Natural Resources and Rural Affairs, Wednesday, 9 a.m., SHR109. Looks harmless so far.
Commerce, Energy, and Military, Wednesday, 9 a.m., SHR1. On the agenda; HB2173, innocuously titled "unemployment insurance; omnibus". If the lege was subject to a truth-in-advertising law, this would be titled "screwing the unemployed"; HB2280, declaring the state lege's supreme authority over employee benefits in the state; HB2645, expanding "religious" organizations' exemption to unemployment insurance (UI) laws.
Public Safety, Wednesday, 2 p.m., SHR109. On the agenda: HB2326, barring municipalities, under most circumstances, from keeping any records pertaining to the possession, ownership, sales, purchases, or transfers of firearms; HB2455, mandating that agencies (mostly law enforcement), rather than the courts, must sell unclaimed or forfeited firearms. Oh, and the measure would completely set aside any remaining local ordinances and regulations pertaining to firearms.
Health and Human Services, Wednesday, 2 p.m., SHR1. On the agenda: HB2239, allowing corporations and other defendants in personal injury, wrongful death, or similar lawsuits to reduce their financial liability by introducing evidence that the plaintiffs have received or could receive financial compensation from other sources.
Finance, Wednesday, 2 p.m., SHR3. As with the House Ways and Means Committee, some of the bills are very technical in nature, and as with that committee, some of the bills are very bad in nature. On the agenda: a striker to HB2111 relating to changes in the transaction privilege tax, also known as the sales tax (no text available yet); a striker to HB2125 relating to "property tax levy; community colleges" (no text available yet); HB2446, expanding property tax breaks for "religious" institutions; HB2608, ending the Elected Officials Retirement Plan (EORP) and replacing it with a 401K-style plan. While it does impact legislators, most of the people affected by this measure are in the judicial branch…and the lege's disdain for the judiciary is well-known; HB2617, expanding school tuition tax credits.

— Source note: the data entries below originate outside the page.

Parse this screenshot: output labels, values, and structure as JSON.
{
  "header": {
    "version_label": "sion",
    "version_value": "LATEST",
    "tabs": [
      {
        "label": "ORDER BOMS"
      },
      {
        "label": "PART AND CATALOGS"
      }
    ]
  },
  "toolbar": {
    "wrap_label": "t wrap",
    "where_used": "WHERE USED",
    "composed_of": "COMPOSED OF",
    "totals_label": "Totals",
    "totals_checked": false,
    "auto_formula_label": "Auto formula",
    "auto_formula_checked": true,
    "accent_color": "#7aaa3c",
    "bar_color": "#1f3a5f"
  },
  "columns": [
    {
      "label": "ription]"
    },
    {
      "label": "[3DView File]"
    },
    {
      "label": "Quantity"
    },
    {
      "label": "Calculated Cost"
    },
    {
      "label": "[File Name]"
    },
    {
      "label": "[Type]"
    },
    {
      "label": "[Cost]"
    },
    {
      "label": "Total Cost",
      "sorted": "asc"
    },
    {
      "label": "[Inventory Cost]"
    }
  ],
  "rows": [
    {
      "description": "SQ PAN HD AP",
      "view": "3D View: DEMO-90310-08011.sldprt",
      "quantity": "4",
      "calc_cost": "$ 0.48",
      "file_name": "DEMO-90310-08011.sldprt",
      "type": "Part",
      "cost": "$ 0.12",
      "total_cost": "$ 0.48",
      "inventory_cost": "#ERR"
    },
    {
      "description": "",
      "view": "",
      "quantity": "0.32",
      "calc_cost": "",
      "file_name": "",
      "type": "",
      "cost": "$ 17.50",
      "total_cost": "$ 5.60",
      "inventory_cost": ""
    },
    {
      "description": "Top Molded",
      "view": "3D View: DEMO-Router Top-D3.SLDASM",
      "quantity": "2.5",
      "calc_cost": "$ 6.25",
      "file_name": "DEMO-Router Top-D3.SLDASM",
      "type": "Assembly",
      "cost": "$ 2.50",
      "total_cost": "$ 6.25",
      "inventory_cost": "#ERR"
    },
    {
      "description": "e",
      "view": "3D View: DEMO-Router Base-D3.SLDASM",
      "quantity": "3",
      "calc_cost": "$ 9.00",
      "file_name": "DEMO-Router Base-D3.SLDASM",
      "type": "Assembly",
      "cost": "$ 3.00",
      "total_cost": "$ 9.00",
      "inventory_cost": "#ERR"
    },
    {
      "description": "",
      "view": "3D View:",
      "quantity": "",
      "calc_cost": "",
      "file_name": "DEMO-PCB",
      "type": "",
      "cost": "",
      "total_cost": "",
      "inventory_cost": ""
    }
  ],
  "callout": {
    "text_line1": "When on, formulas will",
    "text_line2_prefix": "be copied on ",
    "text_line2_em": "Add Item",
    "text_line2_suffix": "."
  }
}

Education, Thursday, 8:30 a.m., SHR1. A lot of bills designed to screw public education in AZ. Example: HB2318, exempting schools that don't receive federal funds from certain federal and state regulations.
Government and Environment, Thursday, upon adjournment of the floor, SHR3. On the agenda: HB2282, seeking to weaken the state's recall election provisions by adding a primary election. Probably unconstitutional (it contradicts specific clauses in the state constitution), but the lege is still upset over the 2011 recall of former senate president Russell Pearce and wants to reduce the ability of voters to remove elected officials from office. Actually, they want to keep it from ever happening again, so they've included a retroactivity clause to protect Pearce's nativist saddle partner, Maricopa County Sheriff Joe Arpaio, who is the subject of an ongoing recall petition drive.
The lege's calendar of Capitol events is here.